As Toronto is gearing up for the 2012 season (February to September), I was able to ask Erica Mojzes, a dedicated player of derby, some questions about the sport.
How did you first get involved?
In 2009 the Drew Barrymore/Ellen Page roller derby movie, Whip It, was premiering at TIFF, so ToRD did a promotional bout at Dundas Square. I actually couldn’t make it, but I heard about it, and when I later saw the movie I remembered that there was a league here and I convinced a friend to come with me to the 2009 championship bout between the Gore Gore Rollergirls and the Smoke City Betties. It was basically love at first sight and I signed up to be in the next training group.
On a personal level, what do you get out of the sport?
I think if I were ever to have to leave ToRD, I’d miss the people the most. It’s just an amazing community of women (and a few men) that work together to run this league. So it’s great to be a part of that. People talk a lot about how empowering roller derby is, and that’s also true. We run a business together, and we play what is I think the only sport that truly belongs to women, instead of being like the women’s version of a men’s sport. Roller derby is also constantly evolving, so there’s never a point at which you don’t need to learn anything new. We develop new strategies all the time, so you’re constantly challenged to improve your game.
Do you sustain many injuries? If so, how do you cope with them?
I’ve personally never been injured beyond the standard bruises or strained muscles but I’ve witnessed much worse. I read something once that I thought made a really great point; basically you need to know the difference between being hurt and being injured. Roller derby hurts. It’s a contact sport — we hit each other, we fall down, and it hurts, but you get back up. Injuries are another matter, and it can sometimes be hard to know the difference. But it’s crucial to know when you really are injured, and not to push yourself to keep going until you’ve been cleared by a doctor.
Have you watched older clips of roller derby from the 70s? How do you feel about the evolution of the sport?

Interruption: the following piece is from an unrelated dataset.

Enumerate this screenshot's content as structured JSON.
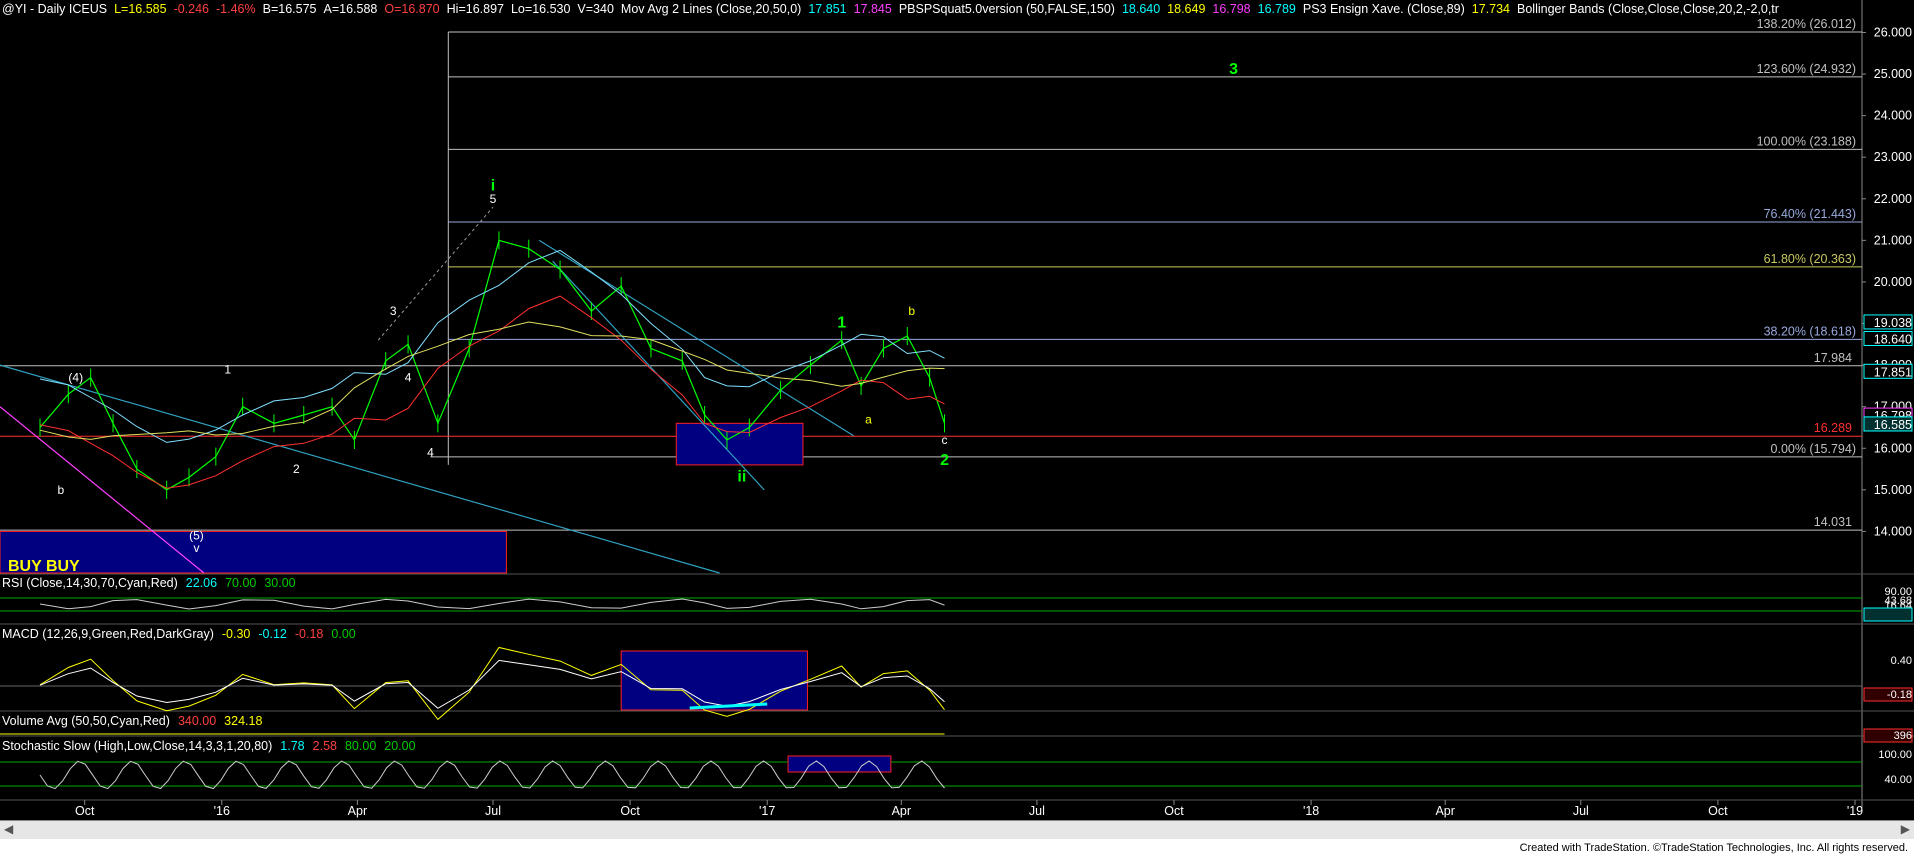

I haven’t really seen much of that, although just the other day my friend made me watch the trailer for that Raquel Welch movie, Kansas City Bomber. It was pretty ridiculous. We’re trying really hard these days to separate the public perception of modern roller derby from what people remember from back then. Modern roller derby is a legitimate sport, with a full book of rules and a lot of strategy. I really encourage anyone who ever watched roller derby back then to go out and see a bout now, and see how different it is.
Roller derby seems to have theatrical elements to it — the pseudonyms, the outfits. Do you consider it as part performance?

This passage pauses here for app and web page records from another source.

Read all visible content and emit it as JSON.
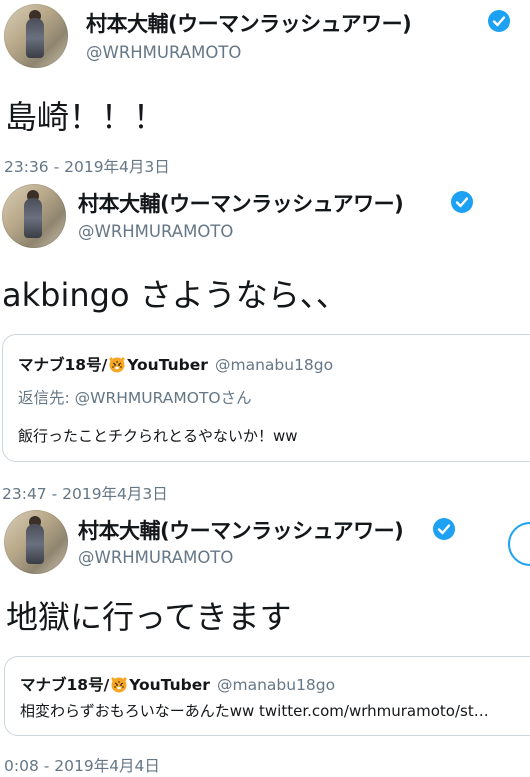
{
  "colors": {
    "verified": "#1da1f2",
    "text": "#14171a",
    "muted": "#657786",
    "border": "#ccd6dd"
  },
  "tweets": [
    {
      "name": "村本大輔(ウーマンラッシュアワー)",
      "handle": "@WRHMURAMOTO",
      "text": "島崎！！！",
      "timestamp": "23:36 - 2019年4月3日",
      "verified_icon": "verified-badge-icon"
    },
    {
      "name": "村本大輔(ウーマンラッシュアワー)",
      "handle": "@WRHMURAMOTO",
      "text": "akbingo さようなら、、",
      "quote": {
        "name_prefix": "マナブ18号/",
        "name_suffix": "YouTuber",
        "handle": "@manabu18go",
        "reply_label": "返信先: ",
        "reply_to": "@WRHMURAMOTOさん",
        "text": "飯行ったことチクられとるやないか！ww"
      },
      "timestamp": "23:47 - 2019年4月3日"
    },
    {
      "name": "村本大輔(ウーマンラッシュアワー)",
      "handle": "@WRHMURAMOTO",
      "text": "地獄に行ってきます",
      "quote": {
        "name_prefix": "マナブ18号/",
        "name_suffix": "YouTuber",
        "handle": "@manabu18go",
        "text": "相変わらずおもろいなーあんたww twitter.com/wrhmuramoto/st…"
      },
      "timestamp": "0:08 - 2019年4月4日"
    }
  ]
}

The names and the outfits are kind of the last holdout of old roller derby, but even those are changing. You see a lot more professional uniforms these days, and it was interesting to see that some players from Team USA played under their real names at the World Cup. We’re kind of dancing a line right now, because on the one hand we want to prove ourselves as athletes but on the other hand the fun of the names and makeup and such is a big draw for our fans. I think as long as the theatricality stays in the image but the game is played seriously, we’ll be all right.
Do you think the sport is on the rise in Canada?
It absolutely is. New leagues are cropping up all over the place; it’s definitely not just in the urban centers. I think as more people get to go to bouts or see coverage in the news, they want to bring it back home with them. It’s fantastic, the more leagues that start up the more teams we have to play against, and that helps the sport to develop.
What advice do you have for people who are interested in trying the sport out?
Go to a bout, or watch derby online. There are a lot of places you can stream live bouts, like DNN (the Derby News Network) or Canuck Derby TV. Find out where your local leagues are, go to a roller rink to learn how to roller skate. It’s a rapidly expanding sport, if there aren’t opportunities make some. Start your own league.
What about people who just want to check out the sport. Where should people get game and ticket info?
Our 2012 season will be on from February to September, you can get more info at torontorollerderby.com. This season is going to be really exciting because we’ll be having a lot of double-headers, so you’ll get to see the home teams play, and then you’ll get to see CN Power or the Bruisers take on another travel team. Lots of derby action at Downsview Park this year.
A short video highlights the basics of the sport.
Check out roller derby for yourself at: